The Fourth Circuit found the scienter framework originally set forth by the Supreme Court with respect to the Fair Credit Reporting Act (FCRA) also applies to the FCA. See 24 F. 4 340 (4th Cir. 2022) applying Safeco Insurance Co. of America v. Burr, 551 U.S. 47 (2007). Under this standard, a defendant cannot be liable under the FCA if (1) its reading of applicable statutory or regulatory requirements was objectively reasonable and (2) no authoritative guidance warned it away from that interpretation. This is the same decision that each circuit that has considered the applicability to Safeco standard to the FCA has reached. Id. at 348.
The Fourth Circuit further held that the drug manufacturer’s interpretation of the Rebate statute was objectively reasonable. The Court also noted there was no authoritative guidance to warn defendant away from this interpretation.
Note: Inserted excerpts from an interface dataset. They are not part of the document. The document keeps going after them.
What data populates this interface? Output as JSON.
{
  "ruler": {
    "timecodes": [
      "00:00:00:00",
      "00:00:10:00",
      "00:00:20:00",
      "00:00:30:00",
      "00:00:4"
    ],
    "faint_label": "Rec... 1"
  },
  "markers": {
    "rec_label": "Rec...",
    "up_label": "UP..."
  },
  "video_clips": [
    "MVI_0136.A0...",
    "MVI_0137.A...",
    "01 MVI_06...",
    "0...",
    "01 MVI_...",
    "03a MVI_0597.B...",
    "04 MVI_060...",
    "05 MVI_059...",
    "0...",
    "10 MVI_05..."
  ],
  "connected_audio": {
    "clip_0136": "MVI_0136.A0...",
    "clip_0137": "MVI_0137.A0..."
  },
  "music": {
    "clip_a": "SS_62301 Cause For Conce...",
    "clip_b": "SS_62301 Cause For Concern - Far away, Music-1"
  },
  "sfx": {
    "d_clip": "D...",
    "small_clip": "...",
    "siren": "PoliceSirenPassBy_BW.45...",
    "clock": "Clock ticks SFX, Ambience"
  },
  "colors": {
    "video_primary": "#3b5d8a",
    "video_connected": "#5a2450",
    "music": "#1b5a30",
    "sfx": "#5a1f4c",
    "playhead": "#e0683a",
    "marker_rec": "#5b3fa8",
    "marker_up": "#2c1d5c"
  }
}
Key takeaway: a putative relator cannot simply point to a vague or conflicting regulation to establish a FCA case.